→ **Collected data**
____
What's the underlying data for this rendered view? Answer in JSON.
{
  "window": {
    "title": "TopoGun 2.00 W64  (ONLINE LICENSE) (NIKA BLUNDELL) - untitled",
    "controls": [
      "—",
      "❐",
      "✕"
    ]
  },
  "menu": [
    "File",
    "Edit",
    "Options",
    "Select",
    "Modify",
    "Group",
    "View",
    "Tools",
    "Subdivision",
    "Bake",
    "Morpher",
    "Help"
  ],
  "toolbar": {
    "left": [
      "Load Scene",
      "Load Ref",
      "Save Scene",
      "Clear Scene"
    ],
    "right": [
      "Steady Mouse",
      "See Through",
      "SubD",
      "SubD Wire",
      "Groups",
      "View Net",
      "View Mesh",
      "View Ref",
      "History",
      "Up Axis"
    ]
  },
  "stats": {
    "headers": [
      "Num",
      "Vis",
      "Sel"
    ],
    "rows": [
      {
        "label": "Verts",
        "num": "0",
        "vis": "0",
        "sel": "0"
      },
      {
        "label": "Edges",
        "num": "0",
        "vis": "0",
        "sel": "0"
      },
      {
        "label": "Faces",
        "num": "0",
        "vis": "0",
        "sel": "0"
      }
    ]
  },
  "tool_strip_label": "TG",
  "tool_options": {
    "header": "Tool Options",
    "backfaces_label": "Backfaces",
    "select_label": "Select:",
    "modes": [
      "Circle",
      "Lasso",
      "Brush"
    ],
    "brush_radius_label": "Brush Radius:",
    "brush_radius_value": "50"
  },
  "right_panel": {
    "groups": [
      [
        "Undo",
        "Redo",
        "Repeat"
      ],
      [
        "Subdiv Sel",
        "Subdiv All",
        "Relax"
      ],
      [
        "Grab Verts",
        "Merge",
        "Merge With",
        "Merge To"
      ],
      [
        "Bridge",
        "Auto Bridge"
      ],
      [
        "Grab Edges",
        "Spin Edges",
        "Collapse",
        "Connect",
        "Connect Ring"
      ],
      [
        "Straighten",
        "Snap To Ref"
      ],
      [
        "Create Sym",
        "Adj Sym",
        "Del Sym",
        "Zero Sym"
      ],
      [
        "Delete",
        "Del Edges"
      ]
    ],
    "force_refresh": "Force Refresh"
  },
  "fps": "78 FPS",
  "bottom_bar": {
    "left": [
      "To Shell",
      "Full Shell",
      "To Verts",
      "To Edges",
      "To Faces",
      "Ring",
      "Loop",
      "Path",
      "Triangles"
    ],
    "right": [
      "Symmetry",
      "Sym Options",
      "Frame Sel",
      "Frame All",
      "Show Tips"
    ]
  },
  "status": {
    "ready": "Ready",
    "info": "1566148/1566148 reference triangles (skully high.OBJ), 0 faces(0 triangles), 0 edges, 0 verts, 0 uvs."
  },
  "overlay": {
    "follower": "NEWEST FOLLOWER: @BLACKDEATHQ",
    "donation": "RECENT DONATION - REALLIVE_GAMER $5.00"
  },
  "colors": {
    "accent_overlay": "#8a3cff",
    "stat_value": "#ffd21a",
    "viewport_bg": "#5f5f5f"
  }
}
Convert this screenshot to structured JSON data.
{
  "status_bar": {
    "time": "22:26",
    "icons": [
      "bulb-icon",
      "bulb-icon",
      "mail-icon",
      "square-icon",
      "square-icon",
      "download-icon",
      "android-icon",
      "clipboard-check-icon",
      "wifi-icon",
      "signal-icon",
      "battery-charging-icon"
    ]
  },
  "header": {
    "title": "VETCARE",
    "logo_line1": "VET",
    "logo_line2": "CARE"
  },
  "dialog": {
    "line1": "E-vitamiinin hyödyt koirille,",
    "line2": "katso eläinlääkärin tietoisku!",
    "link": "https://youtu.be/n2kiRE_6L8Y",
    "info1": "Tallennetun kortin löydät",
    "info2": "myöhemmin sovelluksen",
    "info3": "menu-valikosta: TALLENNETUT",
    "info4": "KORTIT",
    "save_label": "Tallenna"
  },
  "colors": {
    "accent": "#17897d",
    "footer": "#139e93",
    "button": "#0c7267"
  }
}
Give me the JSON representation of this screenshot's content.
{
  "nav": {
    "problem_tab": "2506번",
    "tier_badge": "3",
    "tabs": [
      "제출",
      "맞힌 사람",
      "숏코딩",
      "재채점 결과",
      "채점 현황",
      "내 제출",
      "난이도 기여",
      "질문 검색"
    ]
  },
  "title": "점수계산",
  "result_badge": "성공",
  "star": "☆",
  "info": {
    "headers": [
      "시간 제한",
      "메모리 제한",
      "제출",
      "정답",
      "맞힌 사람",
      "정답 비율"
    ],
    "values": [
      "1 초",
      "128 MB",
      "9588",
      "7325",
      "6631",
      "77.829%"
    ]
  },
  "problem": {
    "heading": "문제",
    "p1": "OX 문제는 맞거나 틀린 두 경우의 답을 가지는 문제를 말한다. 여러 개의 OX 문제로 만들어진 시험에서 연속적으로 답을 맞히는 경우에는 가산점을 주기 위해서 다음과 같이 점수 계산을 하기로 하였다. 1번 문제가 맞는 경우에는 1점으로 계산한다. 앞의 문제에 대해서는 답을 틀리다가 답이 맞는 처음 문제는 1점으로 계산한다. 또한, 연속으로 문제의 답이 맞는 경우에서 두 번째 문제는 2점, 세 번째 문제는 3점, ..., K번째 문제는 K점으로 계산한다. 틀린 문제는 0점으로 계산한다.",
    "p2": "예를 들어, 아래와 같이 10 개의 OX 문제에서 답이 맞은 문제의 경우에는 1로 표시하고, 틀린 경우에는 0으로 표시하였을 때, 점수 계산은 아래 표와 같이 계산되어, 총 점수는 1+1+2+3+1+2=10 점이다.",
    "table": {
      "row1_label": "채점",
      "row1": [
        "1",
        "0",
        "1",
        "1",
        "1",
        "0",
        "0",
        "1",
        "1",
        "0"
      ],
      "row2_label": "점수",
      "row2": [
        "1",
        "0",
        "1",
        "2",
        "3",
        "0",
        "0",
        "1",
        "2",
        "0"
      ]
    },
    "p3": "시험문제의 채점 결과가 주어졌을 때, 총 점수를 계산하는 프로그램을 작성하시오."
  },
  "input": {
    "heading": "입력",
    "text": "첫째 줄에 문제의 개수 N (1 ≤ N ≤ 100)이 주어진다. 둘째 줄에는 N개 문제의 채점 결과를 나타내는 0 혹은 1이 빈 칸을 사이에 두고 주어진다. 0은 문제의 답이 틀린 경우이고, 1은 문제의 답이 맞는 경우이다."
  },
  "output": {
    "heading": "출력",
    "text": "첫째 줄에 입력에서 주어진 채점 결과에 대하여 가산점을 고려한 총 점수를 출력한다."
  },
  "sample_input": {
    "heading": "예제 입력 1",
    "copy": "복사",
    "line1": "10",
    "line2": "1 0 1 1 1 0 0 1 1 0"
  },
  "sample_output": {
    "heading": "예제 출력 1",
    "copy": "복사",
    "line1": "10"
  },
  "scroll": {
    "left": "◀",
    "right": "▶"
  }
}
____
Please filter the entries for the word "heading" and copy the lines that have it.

→ **Exercise solution**
    "heading": "문제",
    "heading": "입력",
    "heading": "출력",
    "heading": "예제 입력 1",
    "heading": "예제 출력 1",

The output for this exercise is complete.